## What is expected
Your answer should be a faithful copy of the entire listing.

## Records
****

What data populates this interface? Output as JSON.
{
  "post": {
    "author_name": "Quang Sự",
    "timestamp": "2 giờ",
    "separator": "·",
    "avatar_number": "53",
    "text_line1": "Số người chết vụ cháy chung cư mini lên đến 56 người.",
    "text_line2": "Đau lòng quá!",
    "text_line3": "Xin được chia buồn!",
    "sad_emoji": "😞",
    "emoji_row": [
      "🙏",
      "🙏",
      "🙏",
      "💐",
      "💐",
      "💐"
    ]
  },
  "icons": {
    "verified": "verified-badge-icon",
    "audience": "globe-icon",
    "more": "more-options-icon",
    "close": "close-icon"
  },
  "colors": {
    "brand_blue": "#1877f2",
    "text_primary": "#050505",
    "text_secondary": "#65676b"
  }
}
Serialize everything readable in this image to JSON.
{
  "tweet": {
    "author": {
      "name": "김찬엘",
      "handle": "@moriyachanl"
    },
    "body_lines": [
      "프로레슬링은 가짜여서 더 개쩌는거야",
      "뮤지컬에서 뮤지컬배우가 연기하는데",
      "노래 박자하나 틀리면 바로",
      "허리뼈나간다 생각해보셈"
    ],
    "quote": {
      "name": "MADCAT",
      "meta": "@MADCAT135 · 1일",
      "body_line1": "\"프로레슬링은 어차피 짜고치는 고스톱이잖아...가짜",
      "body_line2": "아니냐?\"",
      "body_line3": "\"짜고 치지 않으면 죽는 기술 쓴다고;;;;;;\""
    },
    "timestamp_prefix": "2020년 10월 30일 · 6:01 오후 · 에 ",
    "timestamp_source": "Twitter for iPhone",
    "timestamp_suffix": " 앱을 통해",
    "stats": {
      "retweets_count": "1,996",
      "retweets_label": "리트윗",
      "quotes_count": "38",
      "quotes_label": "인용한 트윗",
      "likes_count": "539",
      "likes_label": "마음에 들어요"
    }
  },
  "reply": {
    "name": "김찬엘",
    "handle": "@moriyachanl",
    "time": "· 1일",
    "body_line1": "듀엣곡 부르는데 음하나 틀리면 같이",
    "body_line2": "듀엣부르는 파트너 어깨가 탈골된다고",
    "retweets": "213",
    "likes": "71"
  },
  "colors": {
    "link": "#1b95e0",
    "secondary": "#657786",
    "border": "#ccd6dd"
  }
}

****

## Output of the exercise
What data populates this interface? Output as JSON.
{
  "post": {
    "author_name": "Quang Sự",
    "timestamp": "2 giờ",
    "separator": "·",
    "avatar_number": "53",
    "text_line1": "Số người chết vụ cháy chung cư mini lên đến 56 người.",
    "text_line2": "Đau lòng quá!",
    "text_line3": "Xin được chia buồn!",
    "sad_emoji": "😞",
    "emoji_row": [
      "🙏",
      "🙏",
      "🙏",
      "💐",
      "💐",
      "💐"
    ]
  },
  "icons": {
    "verified": "verified-badge-icon",
    "audience": "globe-icon",
    "more": "more-options-icon",
    "close": "close-icon"
  },
  "colors": {
    "brand_blue": "#1877f2",
    "text_primary": "#050505",
    "text_secondary": "#65676b"
  }
}
Serialize everything readable in this image to JSON.
{
  "tweet": {
    "author": {
      "name": "김찬엘",
      "handle": "@moriyachanl"
    },
    "body_lines": [
      "프로레슬링은 가짜여서 더 개쩌는거야",
      "뮤지컬에서 뮤지컬배우가 연기하는데",
      "노래 박자하나 틀리면 바로",
      "허리뼈나간다 생각해보셈"
    ],
    "quote": {
      "name": "MADCAT",
      "meta": "@MADCAT135 · 1일",
      "body_line1": "\"프로레슬링은 어차피 짜고치는 고스톱이잖아...가짜",
      "body_line2": "아니냐?\"",
      "body_line3": "\"짜고 치지 않으면 죽는 기술 쓴다고;;;;;;\""
    },
    "timestamp_prefix": "2020년 10월 30일 · 6:01 오후 · 에 ",
    "timestamp_source": "Twitter for iPhone",
    "timestamp_suffix": " 앱을 통해",
    "stats": {
      "retweets_count": "1,996",
      "retweets_label": "리트윗",
      "quotes_count": "38",
      "quotes_label": "인용한 트윗",
      "likes_count": "539",
      "likes_label": "마음에 들어요"
    }
  },
  "reply": {
    "name": "김찬엘",
    "handle": "@moriyachanl",
    "time": "· 1일",
    "body_line1": "듀엣곡 부르는데 음하나 틀리면 같이",
    "body_line2": "듀엣부르는 파트너 어깨가 탈골된다고",
    "retweets": "213",
    "likes": "71"
  },
  "colors": {
    "link": "#1b95e0",
    "secondary": "#657786",
    "border": "#ccd6dd"
  }
}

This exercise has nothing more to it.